To stop algorithms from charging unfair prices when we shop online, the UK’s competition watchdog is launching a new investigation into the ways that AI systems might harm consumers – an issue that has so far lacked in-depth research and analysis, says the organization, and yet affects most of us in our everyday lives.
While a lot of attention has focused on algorithmic harms in general, the Competition and Markets Authority (CMA) suggested that little work has been done in the specific area of consumer and competition harms, and reported that almost no research on the topic exists in the UK. There is particularly little insight into the ways that automated systems tailor costs, shopping options or rankings to each individual’s online behavior, often leading to consumers paying higher prices than they should.
For this reason, the CMA has asked academics and industry to submit evidence about the potential misdeeds caused by the misuse of algorithms, and is launching a program called “Analyzing Algorithms”, which could even help identify specific firms that are violating consumers’ rights, so that cases can be taken forward if needed.
Kate Brand, director of data science at CMA, said: “We want to receive as much information as possible from stakeholders in academia, the competition community, firms, civil society and third sector organizations in order to understand where the harm is occurring and what the most effective regulatory approach is to protect consumers in the future.”
From ordering food to arranging travel, a huge part of everyday life is spent making choices that involve an online platform of some sorts. Equipped with ever-larger datasets about each individual’s preferences and behavior, businesses widely use algorithms to make sure that those choices are as optimal as possible. In many cases this is beneficial to the consumer, who will find themselves faced with a selection of options that better answer their expectations; but algorithms can also be exploited to manipulate users’ choices, sometimes unfairly, and often without them being aware of the process.
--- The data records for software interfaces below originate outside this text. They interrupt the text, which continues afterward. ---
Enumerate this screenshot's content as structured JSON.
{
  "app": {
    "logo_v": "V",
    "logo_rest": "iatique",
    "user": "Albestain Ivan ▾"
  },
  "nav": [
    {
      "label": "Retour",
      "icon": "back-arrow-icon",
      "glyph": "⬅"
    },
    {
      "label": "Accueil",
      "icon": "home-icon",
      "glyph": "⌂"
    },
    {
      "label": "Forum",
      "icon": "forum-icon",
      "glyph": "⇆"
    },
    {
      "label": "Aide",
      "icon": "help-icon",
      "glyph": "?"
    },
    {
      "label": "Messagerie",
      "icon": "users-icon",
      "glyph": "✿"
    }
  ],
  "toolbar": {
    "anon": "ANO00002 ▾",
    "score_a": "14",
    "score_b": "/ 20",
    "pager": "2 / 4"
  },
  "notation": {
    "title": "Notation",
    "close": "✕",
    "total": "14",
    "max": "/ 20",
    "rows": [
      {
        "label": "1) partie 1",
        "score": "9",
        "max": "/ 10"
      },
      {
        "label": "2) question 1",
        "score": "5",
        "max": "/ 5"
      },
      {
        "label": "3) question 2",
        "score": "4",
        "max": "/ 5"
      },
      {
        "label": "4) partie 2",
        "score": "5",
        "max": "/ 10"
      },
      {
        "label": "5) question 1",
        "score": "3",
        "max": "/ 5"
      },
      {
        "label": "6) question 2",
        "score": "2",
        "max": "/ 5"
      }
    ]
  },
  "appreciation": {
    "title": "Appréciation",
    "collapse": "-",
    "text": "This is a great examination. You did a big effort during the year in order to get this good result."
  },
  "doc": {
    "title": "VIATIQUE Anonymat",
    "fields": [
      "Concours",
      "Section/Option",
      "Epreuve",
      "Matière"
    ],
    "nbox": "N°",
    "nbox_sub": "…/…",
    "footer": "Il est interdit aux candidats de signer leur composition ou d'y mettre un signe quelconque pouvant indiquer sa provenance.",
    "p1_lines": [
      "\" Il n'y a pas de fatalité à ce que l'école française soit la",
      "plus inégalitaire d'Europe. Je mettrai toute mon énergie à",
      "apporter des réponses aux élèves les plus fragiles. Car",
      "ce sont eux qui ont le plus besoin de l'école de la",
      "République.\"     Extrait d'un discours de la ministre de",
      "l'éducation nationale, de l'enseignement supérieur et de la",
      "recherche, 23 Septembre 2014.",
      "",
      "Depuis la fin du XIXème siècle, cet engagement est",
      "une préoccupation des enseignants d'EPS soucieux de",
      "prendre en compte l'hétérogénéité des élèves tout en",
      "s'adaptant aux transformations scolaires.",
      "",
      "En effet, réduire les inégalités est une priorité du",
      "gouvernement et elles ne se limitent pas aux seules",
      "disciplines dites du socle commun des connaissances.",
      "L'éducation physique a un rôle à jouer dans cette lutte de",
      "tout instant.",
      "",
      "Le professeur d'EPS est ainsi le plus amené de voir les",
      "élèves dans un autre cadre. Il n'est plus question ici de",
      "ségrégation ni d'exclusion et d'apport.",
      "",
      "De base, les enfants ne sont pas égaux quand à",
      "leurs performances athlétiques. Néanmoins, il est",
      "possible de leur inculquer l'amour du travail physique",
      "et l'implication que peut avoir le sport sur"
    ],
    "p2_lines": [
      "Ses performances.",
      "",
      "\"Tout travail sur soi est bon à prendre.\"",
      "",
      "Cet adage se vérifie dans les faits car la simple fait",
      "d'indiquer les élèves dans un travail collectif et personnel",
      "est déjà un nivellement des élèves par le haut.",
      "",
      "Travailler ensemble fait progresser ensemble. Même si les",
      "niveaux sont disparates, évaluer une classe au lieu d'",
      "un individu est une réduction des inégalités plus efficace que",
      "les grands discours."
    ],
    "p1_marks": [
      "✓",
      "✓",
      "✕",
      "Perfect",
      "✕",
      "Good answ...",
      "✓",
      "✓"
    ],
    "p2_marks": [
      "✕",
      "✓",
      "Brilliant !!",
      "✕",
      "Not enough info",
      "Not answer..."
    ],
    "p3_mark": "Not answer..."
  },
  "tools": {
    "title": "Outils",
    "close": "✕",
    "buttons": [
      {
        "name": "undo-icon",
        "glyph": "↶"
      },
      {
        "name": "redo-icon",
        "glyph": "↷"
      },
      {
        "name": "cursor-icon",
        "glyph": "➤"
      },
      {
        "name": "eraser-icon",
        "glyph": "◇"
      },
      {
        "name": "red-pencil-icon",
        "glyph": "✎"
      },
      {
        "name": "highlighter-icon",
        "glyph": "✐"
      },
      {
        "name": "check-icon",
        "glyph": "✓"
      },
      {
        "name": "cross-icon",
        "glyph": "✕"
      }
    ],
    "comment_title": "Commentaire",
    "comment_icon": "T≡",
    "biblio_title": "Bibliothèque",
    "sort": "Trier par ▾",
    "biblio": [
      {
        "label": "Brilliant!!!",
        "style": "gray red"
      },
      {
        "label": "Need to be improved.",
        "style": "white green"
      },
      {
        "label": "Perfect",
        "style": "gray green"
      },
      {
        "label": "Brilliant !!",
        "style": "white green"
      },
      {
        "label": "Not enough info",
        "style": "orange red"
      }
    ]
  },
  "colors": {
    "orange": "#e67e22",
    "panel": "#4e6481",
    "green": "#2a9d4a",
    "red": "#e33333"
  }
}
In a preliminary research document that was published as part of the CMA’s call for evidence, the organization lifted the lid on the harmful impact of some of these algorithms. AI systems, for instance, might be used for personalized pricing – the act of advertising different prices to different customers, based on how much the technology predicts a given user is willing to pay.
Personalized pricing is only the tip of the iceberg, and the most obvious form of unfair practices. Behind the scenes, said the CMA, examples abound of algorithms influencing customers’ behavior, and indirectly leading them to pay higher prices.
Take the all-too-familiar promotional message informing you that the product you are browsing has limited availability – an easy process that can be performed by an algorithm that calculates the required metric. According the CMA, this can create a sense of urgency in consumers, leading them to buying more and spending less time to search. While there is nothing harmful in informing customers about stock, reports have shown that these messages can be misleading or false; in some cases, the number of people also viewing that pair of shoes is effectively random.
According to the CMA, some companies also target buyers at a calculated time when they are more likely to give a positive review, which generates less useful information for consumers generally. Ineffective algorithms targeting fake reviews can equally hype some products or brands, misleading future buyers. With three-quarters of people reporting that they are influenced by reviews when they shop online, “the failure to detect these reviews and remove them can lead to consumers purchasing products or services that they do not want,” said the CMA.
A major sticking point that was identified by the competition watchdog is that of rankings. There is still little understanding of the algorithms that determine what comes out, and in which order, when a consumer types in a search query. What seems certain, however, is that the list of options that is automatically generated is not always created with the buyer’s best interest in mind.
In a previous investigation, for example, the CMA found that some hotel-booking sites ranked search results in a way that gave a false impression of a room’s popularity, when in fact the order in which the options were presented depended on the amount of commission a hotel paid to the site.
Lines get blurrier in the case of online marketplaces that sell their own goods alongside those of third parties, with many examples of companies that presented their products and services more favorably to gain buyers’ favors.
There are multiple examples of bad algorithmic practices that eventually affect consumers’ decisions and the price they pay for their purchases, but there is ultimately little knowledge of how widespread the problem is. The CMA, in fact, maintained that regulators are only starting to touch on the depth of the issue.
“Algorithms play an important role online but, if not used responsibly, can potentially do a tremendous amount of harm to consumers and businesses. Assessing this harm is the first step towards being able to ensure consumers are protected and complements our wider work in digital markets to promote greater competition and innovation online,” said Brand.
Given the opacity of the algorithmic systems at play, and the size of some of the firms implementing them, some strong regulatory work is needed to limit the potential harm that the technology could cause.
Among some of the powers that might be granted to regulators, the CMA suggested requiring firms to disclose information about their algorithms to researchers and auditors, as well as ordering companies to make certain changes in the design of their existing systems. In the meantime, the most long-established advice still applies: think twice before you buy.